▸ **Data for review**:
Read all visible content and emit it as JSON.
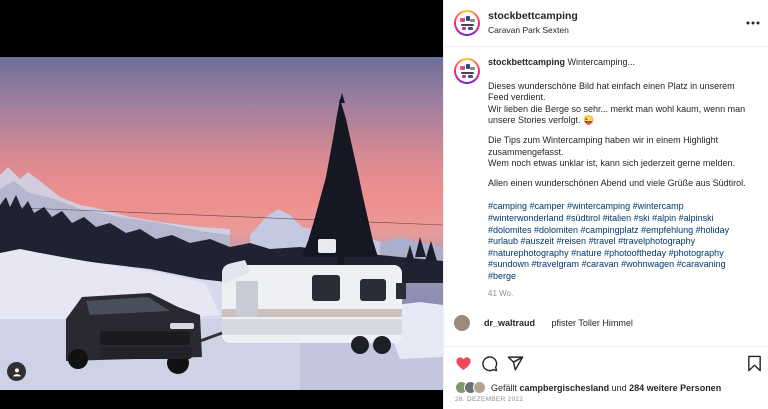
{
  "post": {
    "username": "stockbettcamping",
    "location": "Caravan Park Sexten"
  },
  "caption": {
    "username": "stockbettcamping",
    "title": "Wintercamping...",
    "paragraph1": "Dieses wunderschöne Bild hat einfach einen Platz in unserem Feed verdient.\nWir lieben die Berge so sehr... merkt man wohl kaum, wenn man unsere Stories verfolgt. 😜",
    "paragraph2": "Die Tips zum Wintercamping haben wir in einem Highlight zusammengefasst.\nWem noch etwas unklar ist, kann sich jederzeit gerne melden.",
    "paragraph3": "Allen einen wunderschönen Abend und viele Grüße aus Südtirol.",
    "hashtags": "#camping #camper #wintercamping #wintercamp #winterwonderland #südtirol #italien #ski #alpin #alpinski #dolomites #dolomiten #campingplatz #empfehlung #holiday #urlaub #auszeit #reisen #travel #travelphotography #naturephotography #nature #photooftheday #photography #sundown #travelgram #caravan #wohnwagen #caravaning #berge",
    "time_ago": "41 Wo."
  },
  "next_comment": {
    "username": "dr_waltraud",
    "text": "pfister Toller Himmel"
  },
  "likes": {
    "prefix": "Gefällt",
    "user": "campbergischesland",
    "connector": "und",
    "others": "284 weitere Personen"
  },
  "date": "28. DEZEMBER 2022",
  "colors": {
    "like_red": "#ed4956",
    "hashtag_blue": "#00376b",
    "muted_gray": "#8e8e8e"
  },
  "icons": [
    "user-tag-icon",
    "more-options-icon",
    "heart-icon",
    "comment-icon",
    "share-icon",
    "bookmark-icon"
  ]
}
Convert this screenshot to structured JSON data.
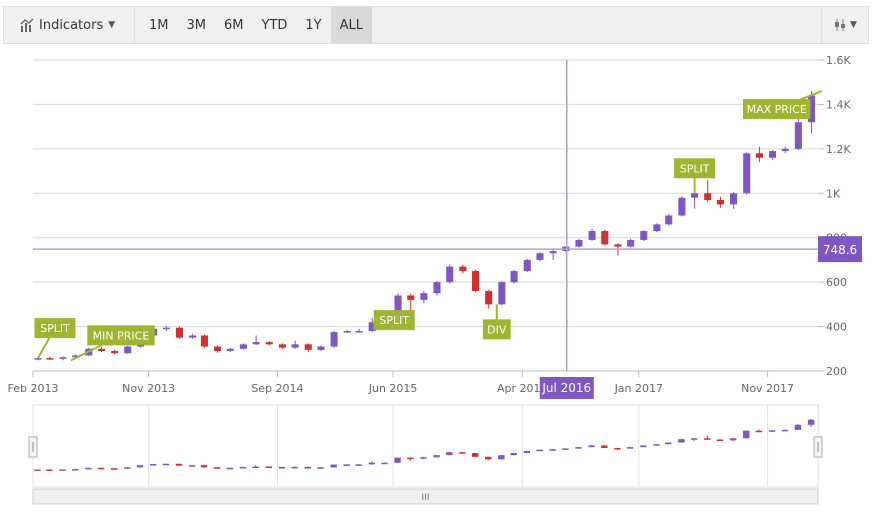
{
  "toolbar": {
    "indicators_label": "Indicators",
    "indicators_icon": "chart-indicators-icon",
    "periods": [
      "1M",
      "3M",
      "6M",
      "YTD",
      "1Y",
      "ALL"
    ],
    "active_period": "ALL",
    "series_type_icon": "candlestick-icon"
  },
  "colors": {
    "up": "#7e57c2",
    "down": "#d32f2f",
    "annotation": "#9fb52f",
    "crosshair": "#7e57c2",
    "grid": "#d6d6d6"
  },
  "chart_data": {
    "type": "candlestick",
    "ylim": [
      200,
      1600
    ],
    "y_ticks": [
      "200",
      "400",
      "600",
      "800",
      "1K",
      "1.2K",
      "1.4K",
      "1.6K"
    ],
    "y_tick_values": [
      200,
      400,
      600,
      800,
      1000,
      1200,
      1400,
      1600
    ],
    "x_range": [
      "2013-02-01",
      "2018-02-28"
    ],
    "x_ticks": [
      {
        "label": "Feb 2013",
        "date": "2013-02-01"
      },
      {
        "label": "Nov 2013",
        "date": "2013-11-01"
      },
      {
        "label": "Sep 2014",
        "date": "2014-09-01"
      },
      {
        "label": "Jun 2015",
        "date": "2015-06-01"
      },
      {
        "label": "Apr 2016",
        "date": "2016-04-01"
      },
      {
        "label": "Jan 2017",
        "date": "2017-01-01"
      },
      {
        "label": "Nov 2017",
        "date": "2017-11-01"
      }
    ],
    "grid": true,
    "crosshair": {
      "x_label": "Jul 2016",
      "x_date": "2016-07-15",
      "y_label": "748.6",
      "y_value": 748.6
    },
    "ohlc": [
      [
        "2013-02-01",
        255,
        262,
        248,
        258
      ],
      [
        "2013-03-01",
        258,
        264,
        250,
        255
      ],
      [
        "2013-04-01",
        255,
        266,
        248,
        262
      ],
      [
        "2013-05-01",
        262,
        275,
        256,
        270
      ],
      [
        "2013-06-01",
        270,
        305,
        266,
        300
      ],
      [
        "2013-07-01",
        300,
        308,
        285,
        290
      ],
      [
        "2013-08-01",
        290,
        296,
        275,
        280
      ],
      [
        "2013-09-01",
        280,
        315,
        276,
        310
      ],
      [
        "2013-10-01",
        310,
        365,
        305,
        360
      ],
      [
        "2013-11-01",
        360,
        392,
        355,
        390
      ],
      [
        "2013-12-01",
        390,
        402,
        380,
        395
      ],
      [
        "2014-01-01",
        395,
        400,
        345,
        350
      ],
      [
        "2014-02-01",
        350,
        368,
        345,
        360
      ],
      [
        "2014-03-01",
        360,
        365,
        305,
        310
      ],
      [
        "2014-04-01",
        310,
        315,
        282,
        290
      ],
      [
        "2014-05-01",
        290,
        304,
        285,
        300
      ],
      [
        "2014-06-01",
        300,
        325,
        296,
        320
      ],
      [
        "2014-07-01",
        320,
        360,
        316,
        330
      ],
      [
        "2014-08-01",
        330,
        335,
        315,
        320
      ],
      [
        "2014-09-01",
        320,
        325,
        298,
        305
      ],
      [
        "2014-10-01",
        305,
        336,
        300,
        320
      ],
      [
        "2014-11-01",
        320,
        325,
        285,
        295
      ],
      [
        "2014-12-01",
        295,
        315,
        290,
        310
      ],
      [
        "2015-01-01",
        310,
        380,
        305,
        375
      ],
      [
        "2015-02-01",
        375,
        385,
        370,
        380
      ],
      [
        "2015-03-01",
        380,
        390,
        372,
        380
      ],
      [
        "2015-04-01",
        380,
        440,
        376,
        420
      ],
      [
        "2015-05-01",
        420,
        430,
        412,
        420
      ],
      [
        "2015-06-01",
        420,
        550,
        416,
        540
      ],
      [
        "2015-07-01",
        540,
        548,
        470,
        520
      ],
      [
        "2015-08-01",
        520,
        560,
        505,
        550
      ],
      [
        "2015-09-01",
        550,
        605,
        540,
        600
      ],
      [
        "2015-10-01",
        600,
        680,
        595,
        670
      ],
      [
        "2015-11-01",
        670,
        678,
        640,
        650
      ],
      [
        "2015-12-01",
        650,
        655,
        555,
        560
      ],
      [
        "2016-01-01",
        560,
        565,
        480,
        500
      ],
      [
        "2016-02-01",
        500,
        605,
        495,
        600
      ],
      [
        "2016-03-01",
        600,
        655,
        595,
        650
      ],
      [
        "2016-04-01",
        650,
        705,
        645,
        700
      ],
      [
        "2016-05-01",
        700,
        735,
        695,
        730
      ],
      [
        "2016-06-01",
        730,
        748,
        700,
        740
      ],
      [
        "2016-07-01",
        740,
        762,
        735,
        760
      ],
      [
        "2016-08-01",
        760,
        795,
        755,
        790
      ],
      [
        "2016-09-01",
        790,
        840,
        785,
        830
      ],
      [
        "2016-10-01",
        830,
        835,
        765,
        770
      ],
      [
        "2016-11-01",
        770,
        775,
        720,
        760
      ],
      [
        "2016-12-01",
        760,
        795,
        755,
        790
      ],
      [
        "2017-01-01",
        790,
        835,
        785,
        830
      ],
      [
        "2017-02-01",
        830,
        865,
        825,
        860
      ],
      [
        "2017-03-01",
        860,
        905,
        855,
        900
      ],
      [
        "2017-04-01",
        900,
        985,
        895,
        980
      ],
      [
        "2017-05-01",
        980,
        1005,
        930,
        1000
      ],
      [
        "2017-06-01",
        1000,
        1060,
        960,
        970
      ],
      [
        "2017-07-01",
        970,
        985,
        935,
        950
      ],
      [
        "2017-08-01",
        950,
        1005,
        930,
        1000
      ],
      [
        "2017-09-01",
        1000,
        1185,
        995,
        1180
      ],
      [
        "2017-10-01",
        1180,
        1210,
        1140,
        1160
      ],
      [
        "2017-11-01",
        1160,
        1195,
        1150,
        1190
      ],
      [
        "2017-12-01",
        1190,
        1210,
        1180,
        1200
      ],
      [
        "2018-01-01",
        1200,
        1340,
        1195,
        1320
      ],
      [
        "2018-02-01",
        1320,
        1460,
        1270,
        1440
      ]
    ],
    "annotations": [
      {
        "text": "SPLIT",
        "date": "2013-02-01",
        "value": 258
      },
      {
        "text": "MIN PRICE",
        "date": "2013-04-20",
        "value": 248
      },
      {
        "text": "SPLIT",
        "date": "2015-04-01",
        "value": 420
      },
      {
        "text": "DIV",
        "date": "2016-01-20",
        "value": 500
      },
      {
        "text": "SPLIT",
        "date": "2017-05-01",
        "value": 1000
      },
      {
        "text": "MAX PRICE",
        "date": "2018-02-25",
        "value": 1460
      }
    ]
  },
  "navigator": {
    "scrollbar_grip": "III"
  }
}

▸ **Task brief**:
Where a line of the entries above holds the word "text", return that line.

▸ **Response to this task**:
    "text": "pfister Toller Himmel"
        "text": "SPLIT",
        "text": "MIN PRICE",
        "text": "SPLIT",
        "text": "DIV",
        "text": "SPLIT",
        "text": "MAX PRICE",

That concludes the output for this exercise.